The research began in 2016, headed by former senior conservator Ella Hendriks (now Professor of Conservation and Restoration of Cultural Heritage at the University of Amsterdam), in collaboration with experts from the universities of Antwerp, Perugia and Toruń (Poland) and the Cultural Heritage Agency of the Netherlands. Sunflowers was examined using the latest research techniques, meaning that the painting no longer had to travel to be investigated. Instead, mobile devices were brought from different places to study the painting on-site at the museum. The use of this so called MOLAB platform was made possible by the financial support of the Horizon 2020 program of the EU, through the IPERION CH project. The research has resulted in a more complete and better understanding of how the painting was created and its current condition.

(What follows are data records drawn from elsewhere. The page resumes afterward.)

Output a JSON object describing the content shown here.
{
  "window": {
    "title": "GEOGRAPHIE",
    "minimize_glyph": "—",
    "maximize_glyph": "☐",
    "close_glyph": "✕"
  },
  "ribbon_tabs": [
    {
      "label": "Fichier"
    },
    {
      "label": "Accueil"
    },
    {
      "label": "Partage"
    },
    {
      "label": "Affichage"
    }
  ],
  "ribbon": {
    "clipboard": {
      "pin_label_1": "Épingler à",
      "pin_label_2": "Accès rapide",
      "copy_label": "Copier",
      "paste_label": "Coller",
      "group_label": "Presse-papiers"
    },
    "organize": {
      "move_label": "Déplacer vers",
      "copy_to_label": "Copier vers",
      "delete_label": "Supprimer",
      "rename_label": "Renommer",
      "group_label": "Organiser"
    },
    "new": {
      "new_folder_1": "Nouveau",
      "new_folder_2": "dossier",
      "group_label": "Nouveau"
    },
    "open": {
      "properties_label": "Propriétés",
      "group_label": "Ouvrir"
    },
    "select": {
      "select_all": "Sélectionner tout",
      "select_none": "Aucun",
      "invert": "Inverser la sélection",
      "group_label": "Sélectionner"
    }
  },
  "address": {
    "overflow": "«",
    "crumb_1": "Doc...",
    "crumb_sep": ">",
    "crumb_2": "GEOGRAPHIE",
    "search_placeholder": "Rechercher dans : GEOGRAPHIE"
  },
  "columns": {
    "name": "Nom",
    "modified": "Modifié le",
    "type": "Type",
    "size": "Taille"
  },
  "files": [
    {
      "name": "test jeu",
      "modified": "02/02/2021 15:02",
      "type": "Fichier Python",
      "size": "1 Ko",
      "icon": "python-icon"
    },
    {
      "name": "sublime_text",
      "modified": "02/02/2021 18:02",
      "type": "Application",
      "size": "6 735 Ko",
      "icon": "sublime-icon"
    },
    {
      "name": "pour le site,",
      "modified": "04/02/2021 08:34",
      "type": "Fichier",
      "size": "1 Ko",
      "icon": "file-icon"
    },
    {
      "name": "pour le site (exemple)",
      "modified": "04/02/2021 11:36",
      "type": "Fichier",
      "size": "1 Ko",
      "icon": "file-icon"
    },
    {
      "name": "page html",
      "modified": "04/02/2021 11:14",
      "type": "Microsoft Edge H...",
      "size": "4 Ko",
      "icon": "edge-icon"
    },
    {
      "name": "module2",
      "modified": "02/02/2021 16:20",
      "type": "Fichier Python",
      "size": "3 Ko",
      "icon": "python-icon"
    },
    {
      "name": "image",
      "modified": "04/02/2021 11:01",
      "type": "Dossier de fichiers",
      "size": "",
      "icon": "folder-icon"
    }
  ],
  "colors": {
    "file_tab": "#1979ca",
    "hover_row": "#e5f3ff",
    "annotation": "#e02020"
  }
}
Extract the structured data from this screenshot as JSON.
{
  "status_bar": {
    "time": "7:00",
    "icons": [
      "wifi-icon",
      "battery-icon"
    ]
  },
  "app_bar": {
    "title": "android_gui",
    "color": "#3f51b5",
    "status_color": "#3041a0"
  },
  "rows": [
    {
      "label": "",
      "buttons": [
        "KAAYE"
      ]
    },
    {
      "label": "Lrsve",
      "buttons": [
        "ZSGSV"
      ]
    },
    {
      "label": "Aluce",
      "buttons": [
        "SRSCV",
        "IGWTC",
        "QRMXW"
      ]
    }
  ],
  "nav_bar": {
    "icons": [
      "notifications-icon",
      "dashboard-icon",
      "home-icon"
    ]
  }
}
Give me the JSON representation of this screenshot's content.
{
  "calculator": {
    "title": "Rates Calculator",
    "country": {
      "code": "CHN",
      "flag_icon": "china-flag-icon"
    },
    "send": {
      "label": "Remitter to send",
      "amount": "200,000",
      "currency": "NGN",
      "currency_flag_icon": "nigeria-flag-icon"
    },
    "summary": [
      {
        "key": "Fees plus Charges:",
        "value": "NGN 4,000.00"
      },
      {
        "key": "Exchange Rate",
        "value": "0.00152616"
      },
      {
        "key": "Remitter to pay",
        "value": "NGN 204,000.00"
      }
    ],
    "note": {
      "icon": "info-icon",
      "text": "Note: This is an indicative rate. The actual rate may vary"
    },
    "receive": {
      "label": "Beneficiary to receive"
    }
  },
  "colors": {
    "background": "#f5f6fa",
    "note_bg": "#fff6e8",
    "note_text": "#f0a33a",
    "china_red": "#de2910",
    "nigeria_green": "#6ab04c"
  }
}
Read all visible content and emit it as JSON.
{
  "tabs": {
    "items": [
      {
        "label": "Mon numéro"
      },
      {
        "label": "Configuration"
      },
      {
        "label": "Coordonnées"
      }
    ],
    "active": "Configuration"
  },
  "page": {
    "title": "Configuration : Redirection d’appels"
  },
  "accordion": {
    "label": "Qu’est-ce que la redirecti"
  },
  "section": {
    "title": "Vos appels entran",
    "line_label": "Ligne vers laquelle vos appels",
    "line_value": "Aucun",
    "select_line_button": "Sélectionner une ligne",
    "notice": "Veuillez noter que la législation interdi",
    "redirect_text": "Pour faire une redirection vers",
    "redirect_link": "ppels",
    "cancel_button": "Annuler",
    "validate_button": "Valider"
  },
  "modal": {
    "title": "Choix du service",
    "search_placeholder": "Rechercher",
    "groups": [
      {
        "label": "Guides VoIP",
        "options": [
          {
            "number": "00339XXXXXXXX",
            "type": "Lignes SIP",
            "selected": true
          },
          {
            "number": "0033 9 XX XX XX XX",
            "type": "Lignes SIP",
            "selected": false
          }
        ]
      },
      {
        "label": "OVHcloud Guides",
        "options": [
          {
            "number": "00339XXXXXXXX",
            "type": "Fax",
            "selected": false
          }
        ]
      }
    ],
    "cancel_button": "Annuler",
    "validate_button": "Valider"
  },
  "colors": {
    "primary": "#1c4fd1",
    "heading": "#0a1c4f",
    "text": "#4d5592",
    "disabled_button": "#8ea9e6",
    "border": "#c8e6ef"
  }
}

Five versions, added wooden strip and origin of the canvas
Sunflowers is one of Vincent van Gogh’s best-known paintings. He painted five versions of a large bunch of sunflowers in a vase, which are now on display at museums all around the world. The work at the Van Gogh Museum dates to January 1889 and is based on the painting from the summer of 1888 that is now at The National Gallery in London. The recent study confirms this fact, as the arrangement of the composition of the painting at the Van Gogh Museum shows that the artist knew in advance exactly how the final work was to look. The research also confirms that the wooden strip, painted yellow and fixed to the top of the canvas, is an original extension of the composition – hence added by Van Gogh himself during the painting process. Computer analysis of the fabric pattern enables us to trace the origin of the canvas upon which Sunflowers is painted back to a particular roll of linen, and tells us which other paintings were produced on pieces of canvas that Van Gogh cut from the same roll.
The research has yielded comprehensive information regarding the colours and blends of colours that Van Gogh used and the natural ageing process of the paint. Some of the original colour nuances have been partly lost due to the effects of discolouration. Ella Hendriks: ‘We now know that the colour changes in Sunflowers are mainly caused by a certain type of red paint (geranium lake) fading and a certain type of yellow paint (chrome yellow) darkening’. These insights have helped to further refine lighting standards at the museum: the maximum permitted level of lighting has already been reduced by two thirds, from 150 to 50 lux. New LED light bulbs with relatively low emissions in the violet-blue-green part of the light spectrum have also been installed.
Varnish and retouches
Ella Hendriks: ‘We have also gained much greater insight into the various restorations carried out on the work, and the consequences of these restorations. There are multiple layers of varnish on the painting, all of which were added at a later date, hence not by Van Gogh himself. These layers of varnish are dirty and yellowed, but cannot be removed because in some places, the layers of paint and varnish have mixed. A layer of wax was later added on top of the layer of varnish at some places, to secure the paint and make the surface more matt’. During the current treatment, this layer of wax, which was added in the late 1990s and has gained a matt, whitish quality over the years, will be removed. Several discoloured retouches from an earlier restoration will also be examined. These old retouches are under the layer of varnish and therefore cannot be removed, so new retouches will be added on top of the old ones.
Exhibition opens 21 June
On Friday 22 February, Sunflowers will go back on display at its familiar location at the Van Gogh Museum in Amsterdam. This coming summer, the painting will take centre stage in the exhibition Van Gogh and the Sunflowers (on display from 21 June to 1 September 2019), which introduces the recent research and conservation treatment.